[Data entries]
━━━━━━━━
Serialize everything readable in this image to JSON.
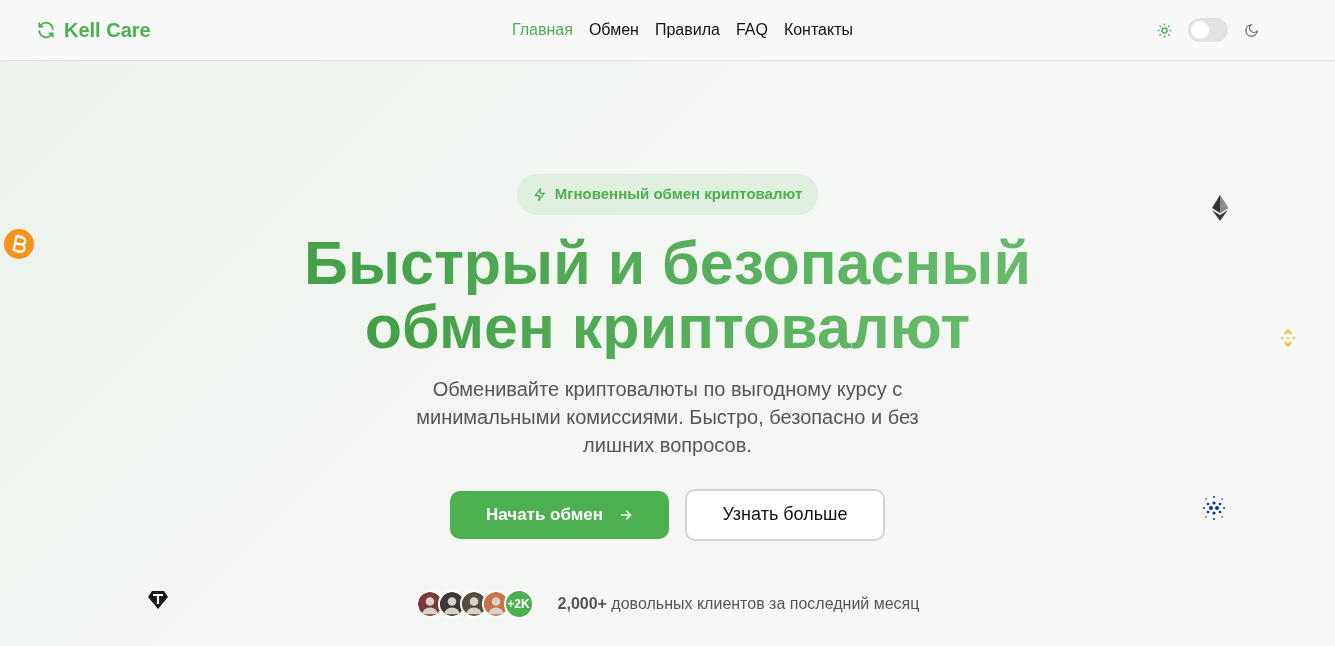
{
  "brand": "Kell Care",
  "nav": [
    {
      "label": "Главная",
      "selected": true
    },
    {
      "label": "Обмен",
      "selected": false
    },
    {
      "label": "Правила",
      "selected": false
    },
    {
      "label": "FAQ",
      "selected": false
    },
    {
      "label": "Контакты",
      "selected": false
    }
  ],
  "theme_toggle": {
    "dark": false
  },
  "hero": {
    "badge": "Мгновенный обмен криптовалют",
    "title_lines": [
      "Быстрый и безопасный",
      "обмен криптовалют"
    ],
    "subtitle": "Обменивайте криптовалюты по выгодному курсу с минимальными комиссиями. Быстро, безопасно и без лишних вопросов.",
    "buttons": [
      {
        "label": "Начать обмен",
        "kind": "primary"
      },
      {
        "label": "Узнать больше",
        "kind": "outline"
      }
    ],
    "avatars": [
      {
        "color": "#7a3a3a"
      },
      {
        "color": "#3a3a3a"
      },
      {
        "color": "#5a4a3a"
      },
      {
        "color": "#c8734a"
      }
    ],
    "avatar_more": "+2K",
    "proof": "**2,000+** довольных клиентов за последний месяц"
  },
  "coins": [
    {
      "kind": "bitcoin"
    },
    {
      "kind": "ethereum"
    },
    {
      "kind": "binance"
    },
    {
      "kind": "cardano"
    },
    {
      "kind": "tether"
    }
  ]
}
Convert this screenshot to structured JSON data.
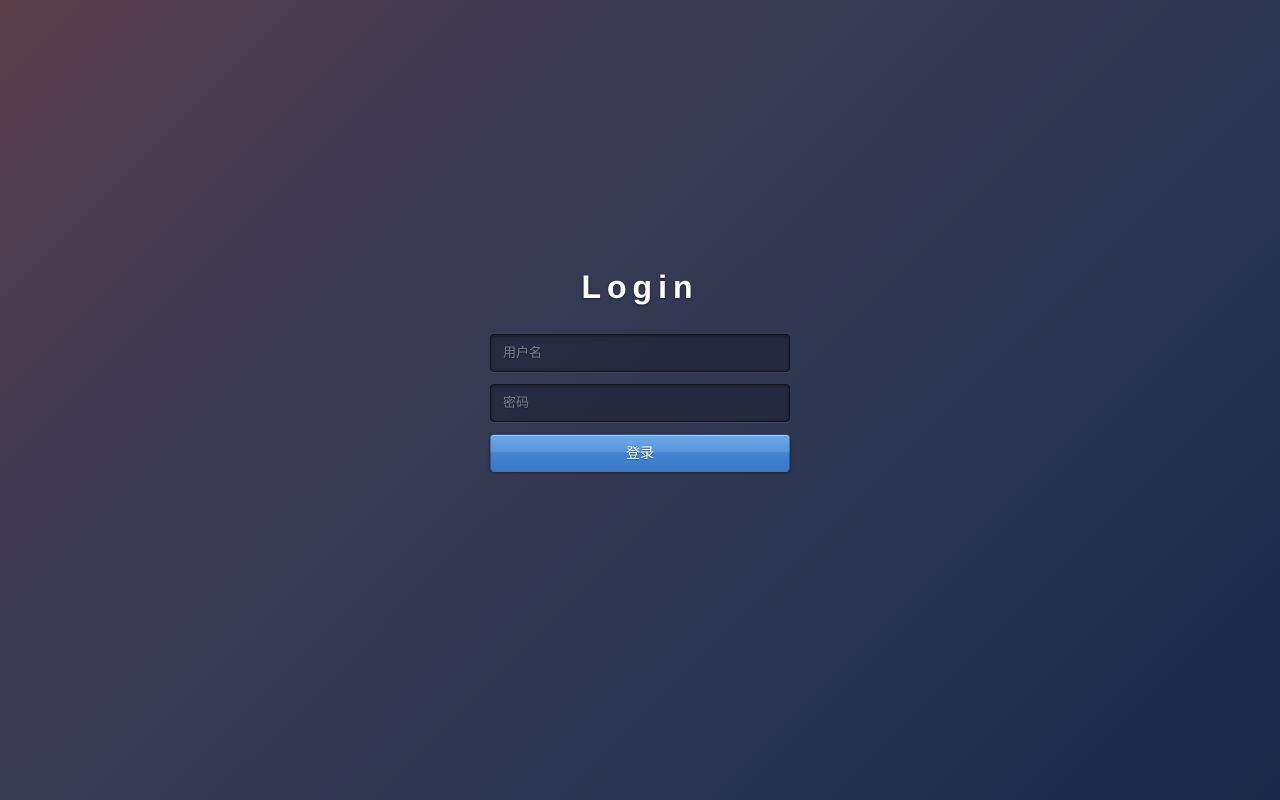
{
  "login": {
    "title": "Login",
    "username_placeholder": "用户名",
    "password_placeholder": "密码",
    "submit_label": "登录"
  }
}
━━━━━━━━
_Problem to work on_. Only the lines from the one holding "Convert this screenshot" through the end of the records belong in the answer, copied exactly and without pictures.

_Task answer_.
Convert this screenshot to structured JSON data.
{
  "login": {
    "title": "Login",
    "username_placeholder": "用户名",
    "password_placeholder": "密码",
    "submit_label": "登录"
  }
}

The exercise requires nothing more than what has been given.